- **DESCRIPTION OF THE TASK**: With the images omitted, return all of the entries exactly as they stand.
/---
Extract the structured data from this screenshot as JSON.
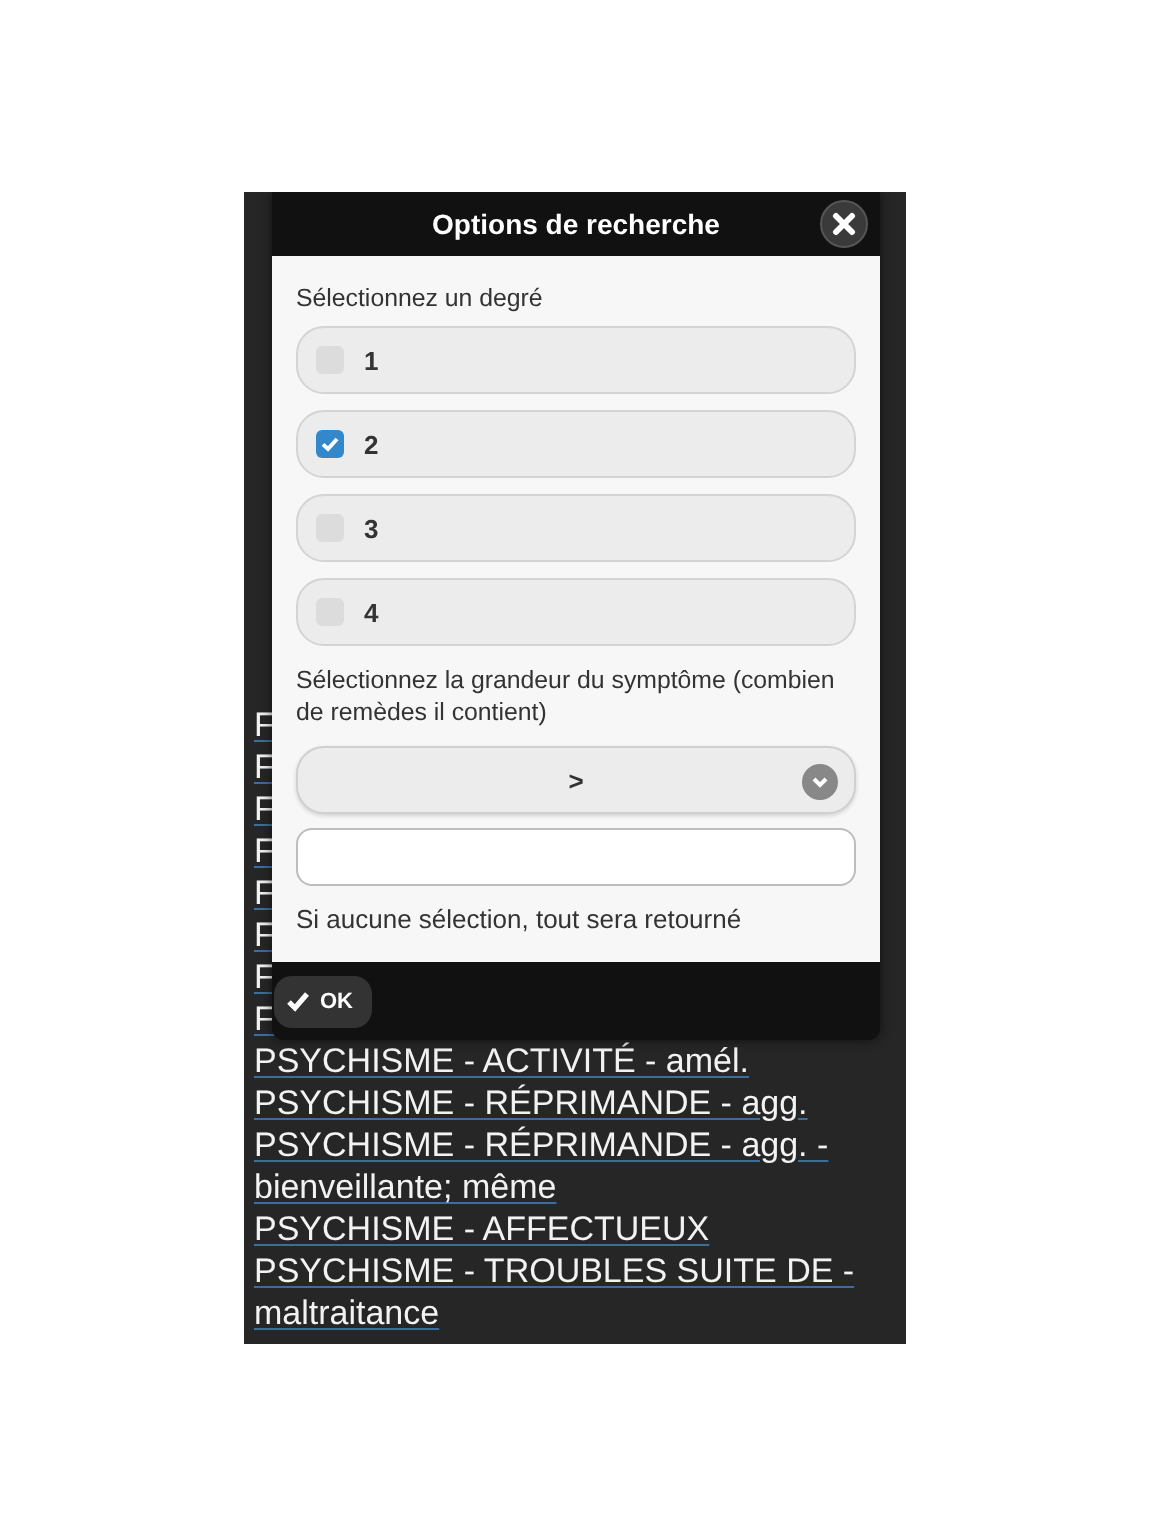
{
  "background_links": [
    {
      "text": "F"
    },
    {
      "text": "F"
    },
    {
      "text": "F"
    },
    {
      "text": "F"
    },
    {
      "text": "F"
    },
    {
      "text": "F"
    },
    {
      "text": "F"
    },
    {
      "text": "F"
    },
    {
      "text": "PSYCHISME - ACTIVITÉ - amél."
    },
    {
      "text": "PSYCHISME - RÉPRIMANDE - agg."
    },
    {
      "text": "PSYCHISME - RÉPRIMANDE - agg. - bienveillante; même"
    },
    {
      "text": "PSYCHISME - AFFECTUEUX"
    },
    {
      "text": "PSYCHISME - TROUBLES SUITE DE - maltraitance"
    }
  ],
  "dialog": {
    "title": "Options de recherche",
    "degree_label": "Sélectionnez un degré",
    "degrees": [
      {
        "label": "1",
        "checked": false
      },
      {
        "label": "2",
        "checked": true
      },
      {
        "label": "3",
        "checked": false
      },
      {
        "label": "4",
        "checked": false
      }
    ],
    "size_label": "Sélectionnez la grandeur du symptôme (combien de remèdes il contient)",
    "select": {
      "value": ">"
    },
    "hint": "Si aucune sélection, tout sera retourné",
    "ok_button": {
      "label": "OK"
    }
  }
}
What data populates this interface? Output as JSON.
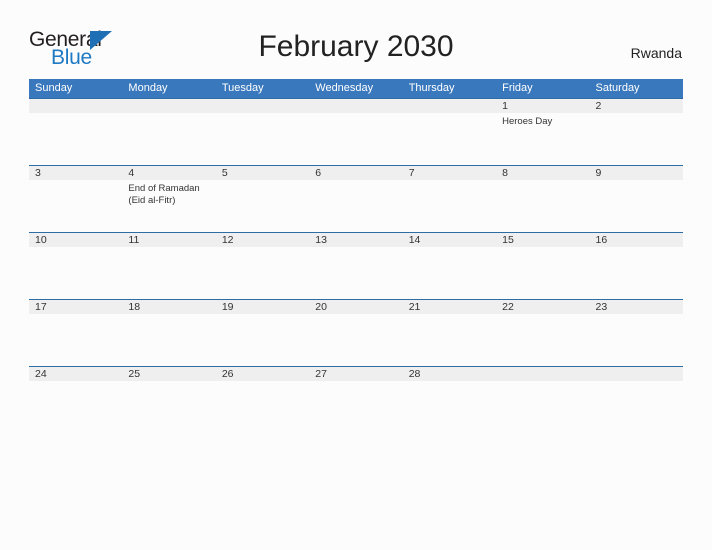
{
  "brand": {
    "name_part1": "General",
    "name_part2": "Blue",
    "triangle_color": "#1f6fb5",
    "blue_text_color": "#1f7ac4"
  },
  "header": {
    "title": "February 2030",
    "region": "Rwanda"
  },
  "theme": {
    "header_blue": "#3a78bd",
    "row_divider_blue": "#2e6da4",
    "daynum_band": "#efefef",
    "page_background": "#fcfcfd"
  },
  "calendar": {
    "month": "February",
    "year": "2030",
    "weekday_headers": [
      "Sunday",
      "Monday",
      "Tuesday",
      "Wednesday",
      "Thursday",
      "Friday",
      "Saturday"
    ],
    "weeks": [
      [
        {
          "day": "",
          "events": []
        },
        {
          "day": "",
          "events": []
        },
        {
          "day": "",
          "events": []
        },
        {
          "day": "",
          "events": []
        },
        {
          "day": "",
          "events": []
        },
        {
          "day": "1",
          "events": [
            "Heroes Day"
          ]
        },
        {
          "day": "2",
          "events": []
        }
      ],
      [
        {
          "day": "3",
          "events": []
        },
        {
          "day": "4",
          "events": [
            "End of Ramadan\n(Eid al-Fitr)"
          ]
        },
        {
          "day": "5",
          "events": []
        },
        {
          "day": "6",
          "events": []
        },
        {
          "day": "7",
          "events": []
        },
        {
          "day": "8",
          "events": []
        },
        {
          "day": "9",
          "events": []
        }
      ],
      [
        {
          "day": "10",
          "events": []
        },
        {
          "day": "11",
          "events": []
        },
        {
          "day": "12",
          "events": []
        },
        {
          "day": "13",
          "events": []
        },
        {
          "day": "14",
          "events": []
        },
        {
          "day": "15",
          "events": []
        },
        {
          "day": "16",
          "events": []
        }
      ],
      [
        {
          "day": "17",
          "events": []
        },
        {
          "day": "18",
          "events": []
        },
        {
          "day": "19",
          "events": []
        },
        {
          "day": "20",
          "events": []
        },
        {
          "day": "21",
          "events": []
        },
        {
          "day": "22",
          "events": []
        },
        {
          "day": "23",
          "events": []
        }
      ],
      [
        {
          "day": "24",
          "events": []
        },
        {
          "day": "25",
          "events": []
        },
        {
          "day": "26",
          "events": []
        },
        {
          "day": "27",
          "events": []
        },
        {
          "day": "28",
          "events": []
        },
        {
          "day": "",
          "events": []
        },
        {
          "day": "",
          "events": []
        }
      ]
    ]
  }
}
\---
- **EXERCISE OUTPUT**:
Extract the structured data from this screenshot as JSON.
{
  "background_links": [
    {
      "text": "F"
    },
    {
      "text": "F"
    },
    {
      "text": "F"
    },
    {
      "text": "F"
    },
    {
      "text": "F"
    },
    {
      "text": "F"
    },
    {
      "text": "F"
    },
    {
      "text": "F"
    },
    {
      "text": "PSYCHISME - ACTIVITÉ - amél."
    },
    {
      "text": "PSYCHISME - RÉPRIMANDE - agg."
    },
    {
      "text": "PSYCHISME - RÉPRIMANDE - agg. - bienveillante; même"
    },
    {
      "text": "PSYCHISME - AFFECTUEUX"
    },
    {
      "text": "PSYCHISME - TROUBLES SUITE DE - maltraitance"
    }
  ],
  "dialog": {
    "title": "Options de recherche",
    "degree_label": "Sélectionnez un degré",
    "degrees": [
      {
        "label": "1",
        "checked": false
      },
      {
        "label": "2",
        "checked": true
      },
      {
        "label": "3",
        "checked": false
      },
      {
        "label": "4",
        "checked": false
      }
    ],
    "size_label": "Sélectionnez la grandeur du symptôme (combien de remèdes il contient)",
    "select": {
      "value": ">"
    },
    "hint": "Si aucune sélection, tout sera retourné",
    "ok_button": {
      "label": "OK"
    }
  }
}
What data populates this interface? Output as JSON.
{
  "brand": {
    "name_part1": "General",
    "name_part2": "Blue",
    "triangle_color": "#1f6fb5",
    "blue_text_color": "#1f7ac4"
  },
  "header": {
    "title": "February 2030",
    "region": "Rwanda"
  },
  "theme": {
    "header_blue": "#3a78bd",
    "row_divider_blue": "#2e6da4",
    "daynum_band": "#efefef",
    "page_background": "#fcfcfd"
  },
  "calendar": {
    "month": "February",
    "year": "2030",
    "weekday_headers": [
      "Sunday",
      "Monday",
      "Tuesday",
      "Wednesday",
      "Thursday",
      "Friday",
      "Saturday"
    ],
    "weeks": [
      [
        {
          "day": "",
          "events": []
        },
        {
          "day": "",
          "events": []
        },
        {
          "day": "",
          "events": []
        },
        {
          "day": "",
          "events": []
        },
        {
          "day": "",
          "events": []
        },
        {
          "day": "1",
          "events": [
            "Heroes Day"
          ]
        },
        {
          "day": "2",
          "events": []
        }
      ],
      [
        {
          "day": "3",
          "events": []
        },
        {
          "day": "4",
          "events": [
            "End of Ramadan\n(Eid al-Fitr)"
          ]
        },
        {
          "day": "5",
          "events": []
        },
        {
          "day": "6",
          "events": []
        },
        {
          "day": "7",
          "events": []
        },
        {
          "day": "8",
          "events": []
        },
        {
          "day": "9",
          "events": []
        }
      ],
      [
        {
          "day": "10",
          "events": []
        },
        {
          "day": "11",
          "events": []
        },
        {
          "day": "12",
          "events": []
        },
        {
          "day": "13",
          "events": []
        },
        {
          "day": "14",
          "events": []
        },
        {
          "day": "15",
          "events": []
        },
        {
          "day": "16",
          "events": []
        }
      ],
      [
        {
          "day": "17",
          "events": []
        },
        {
          "day": "18",
          "events": []
        },
        {
          "day": "19",
          "events": []
        },
        {
          "day": "20",
          "events": []
        },
        {
          "day": "21",
          "events": []
        },
        {
          "day": "22",
          "events": []
        },
        {
          "day": "23",
          "events": []
        }
      ],
      [
        {
          "day": "24",
          "events": []
        },
        {
          "day": "25",
          "events": []
        },
        {
          "day": "26",
          "events": []
        },
        {
          "day": "27",
          "events": []
        },
        {
          "day": "28",
          "events": []
        },
        {
          "day": "",
          "events": []
        },
        {
          "day": "",
          "events": []
        }
      ]
    ]
  }
}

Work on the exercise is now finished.